### Prompt
Keep every line of the data below that has the string "会拍摄的百晓生" and present those lines.

[Data records for software interfaces]
[Start of Attachment]
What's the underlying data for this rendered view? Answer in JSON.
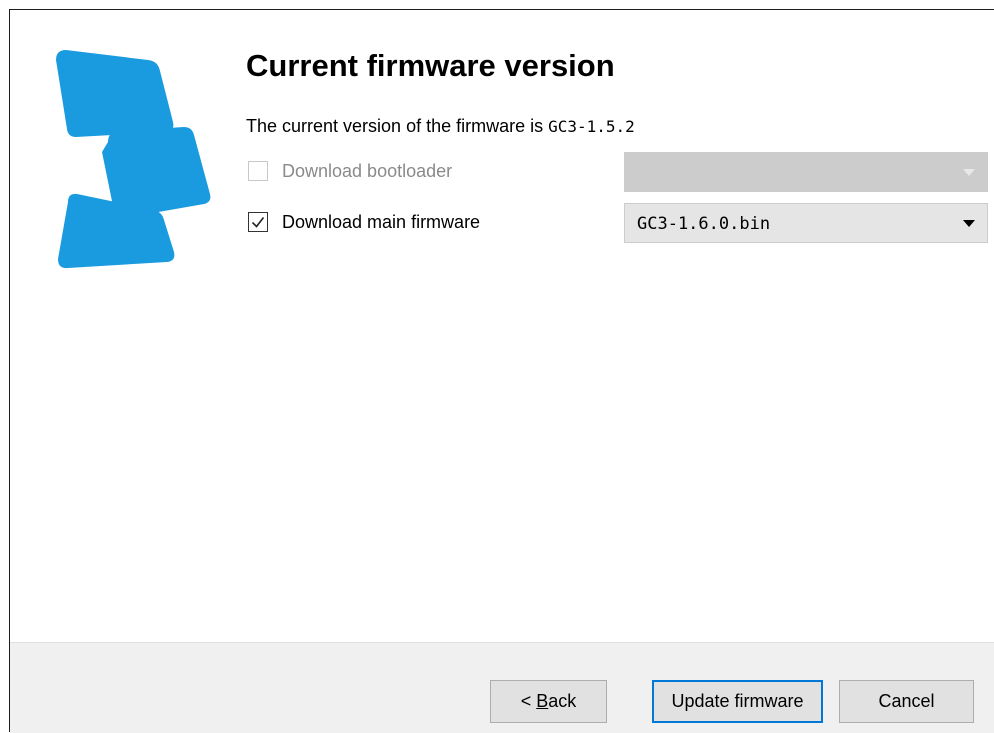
{
  "wizard": {
    "title": "Current firmware version",
    "info_prefix": "The current version of the firmware is ",
    "info_version": "GC3-1.5.2"
  },
  "options": [
    {
      "label": "Download bootloader",
      "checked": false,
      "enabled": false,
      "selected": ""
    },
    {
      "label": "Download main firmware",
      "checked": true,
      "enabled": true,
      "selected": "GC3-1.6.0.bin"
    }
  ],
  "footer": {
    "back_prefix": "< ",
    "back_mnemonic": "B",
    "back_rest": "ack",
    "update_label": "Update firmware",
    "cancel_label": "Cancel"
  },
  "colors": {
    "logo": "#1a9be0",
    "focus_border": "#0078d7",
    "footer_bg": "#f0f0f0"
  },
  "icons": {
    "logo": "logo-icon",
    "check": "checkmark-icon",
    "dropdown": "chevron-down-icon"
  }
}
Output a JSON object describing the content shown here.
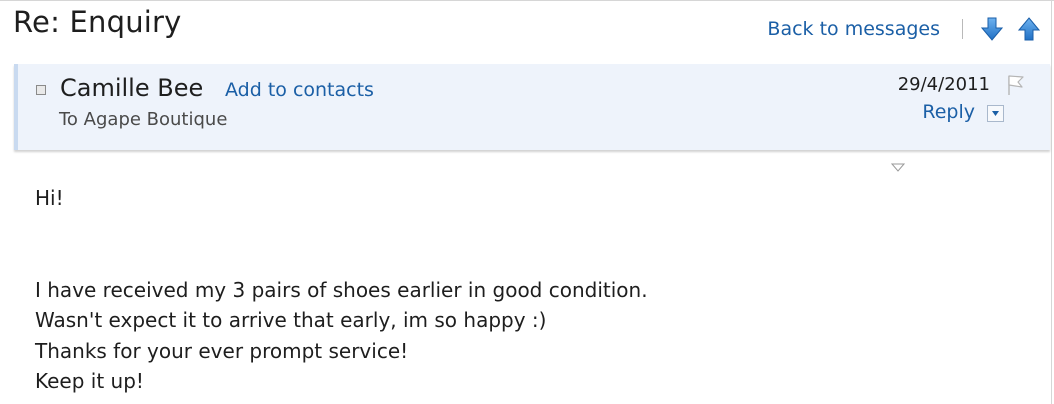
{
  "subject": "Re: Enquiry",
  "toolbar": {
    "back_label": "Back to messages",
    "next_icon": "arrow-down-icon",
    "prev_icon": "arrow-up-icon"
  },
  "header": {
    "sender": "Camille Bee",
    "add_contacts": "Add to contacts",
    "recipient": "To Agape Boutique",
    "date": "29/4/2011",
    "reply_label": "Reply",
    "flag_icon": "flag-icon",
    "dropdown_icon": "chevron-down-icon"
  },
  "message": {
    "greeting": "Hi!",
    "lines": [
      "I have received my 3 pairs of shoes earlier in good condition.",
      "Wasn't expect it to arrive that early, im so happy :)",
      "Thanks for your ever prompt service!",
      "Keep it up!"
    ]
  },
  "colors": {
    "link": "#1b5fa6",
    "header_bg": "#eef3fb",
    "accent_border": "#c9daf0",
    "arrow_blue": "#2d86d8"
  }
}
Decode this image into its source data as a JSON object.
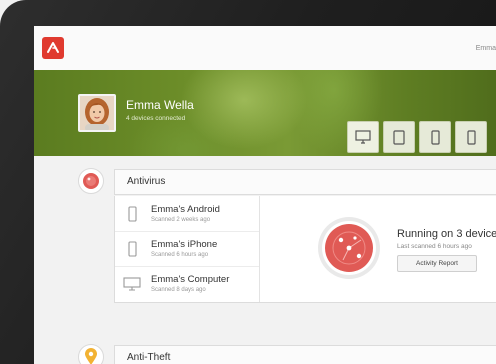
{
  "app": {
    "brand_color": "#e03a2f",
    "logo_icon": "avira-umbrella-icon"
  },
  "topbar": {
    "user_label": "Emma"
  },
  "profile": {
    "name": "Emma Wella",
    "subtitle": "4 devices connected",
    "device_tabs": [
      {
        "icon": "monitor-icon"
      },
      {
        "icon": "tablet-icon"
      },
      {
        "icon": "phone-icon"
      },
      {
        "icon": "phone-icon"
      }
    ]
  },
  "sections": {
    "antivirus": {
      "title": "Antivirus",
      "icon": "antivirus-shield-icon",
      "devices": [
        {
          "name": "Emma's Android",
          "scanned": "Scanned 2 weeks ago",
          "icon": "phone-icon"
        },
        {
          "name": "Emma's iPhone",
          "scanned": "Scanned 6 hours ago",
          "icon": "phone-icon"
        },
        {
          "name": "Emma's Computer",
          "scanned": "Scanned 8 days ago",
          "icon": "monitor-icon"
        }
      ],
      "status_title": "Running on 3 device",
      "status_sub": "Last scanned 6 hours ago",
      "report_button": "Activity Report",
      "accent_color": "#e05a55"
    },
    "antitheft": {
      "title": "Anti-Theft",
      "icon": "location-pin-icon",
      "accent_color": "#f2b233"
    }
  }
}
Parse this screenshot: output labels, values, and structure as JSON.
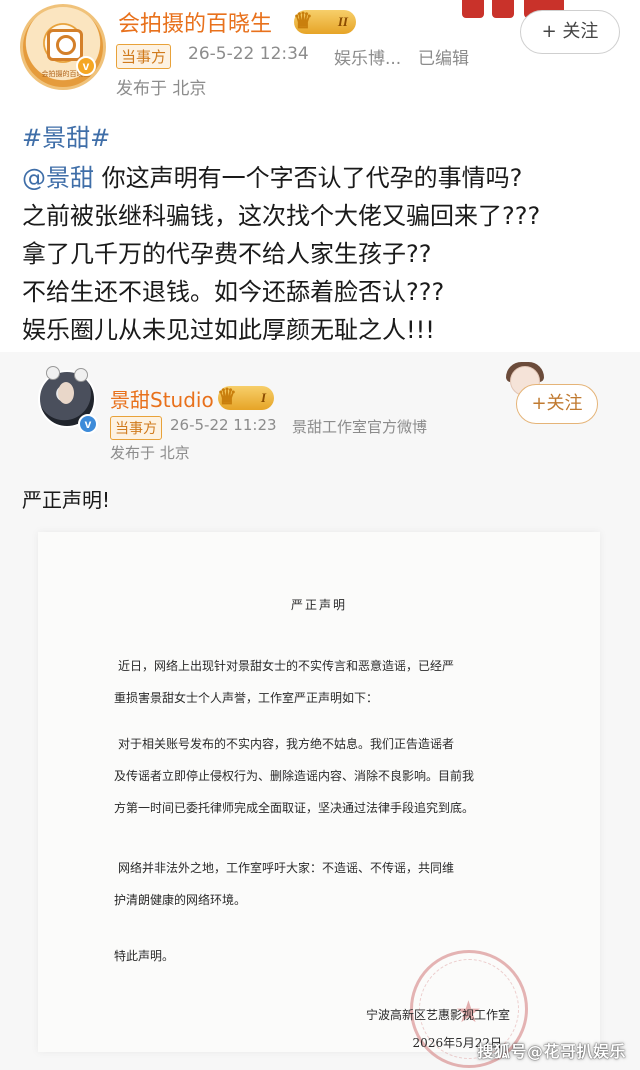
{
  "post": {
    "author": "会拍摄的百晓生",
    "level": "II",
    "tag": "当事方",
    "time": "26-5-22 12:34",
    "source": "娱乐博...",
    "edited": "已编辑",
    "location": "发布于 北京",
    "follow_label": "+ 关注",
    "avatar_caption": "会拍摄的百晓生",
    "hashtag": "#景甜#",
    "mention": "@景甜",
    "lines": [
      " 你这声明有一个字否认了代孕的事情吗?",
      "之前被张继科骗钱，这次找个大佬又骗回来了???",
      "拿了几千万的代孕费不给人家生孩子??",
      "不给生还不退钱。如今还舔着脸否认???",
      "娱乐圈儿从未见过如此厚颜无耻之人!!!"
    ]
  },
  "repost": {
    "author": "景甜Studio",
    "level": "I",
    "tag": "当事方",
    "time": "26-5-22 11:23",
    "source": "景甜工作室官方微博",
    "location": "发布于 北京",
    "follow_label": "+关注",
    "text": "严正声明!"
  },
  "document": {
    "title": "严正声明",
    "para1_line1": "近日，网络上出现针对景甜女士的不实传言和恶意造谣，已经严",
    "para1_line2": "重损害景甜女士个人声誉，工作室严正声明如下：",
    "para2_line1": "对于相关账号发布的不实内容，我方绝不姑息。我们正告造谣者",
    "para2_line2": "及传谣者立即停止侵权行为、删除造谣内容、消除不良影响。目前我",
    "para2_line3": "方第一时间已委托律师完成全面取证，坚决通过法律手段追究到底。",
    "para3_line1": "网络并非法外之地，工作室呼吁大家：不造谣、不传谣，共同维",
    "para3_line2": "护清朗健康的网络环境。",
    "closing": "特此声明。",
    "signature": "宁波高新区艺惠影视工作室",
    "date": "2026年5月22日"
  },
  "watermark": "搜狐号@花哥扒娱乐"
}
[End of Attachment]
### Final answer
    "author": "会拍摄的百晓生",
    "avatar_caption": "会拍摄的百晓生",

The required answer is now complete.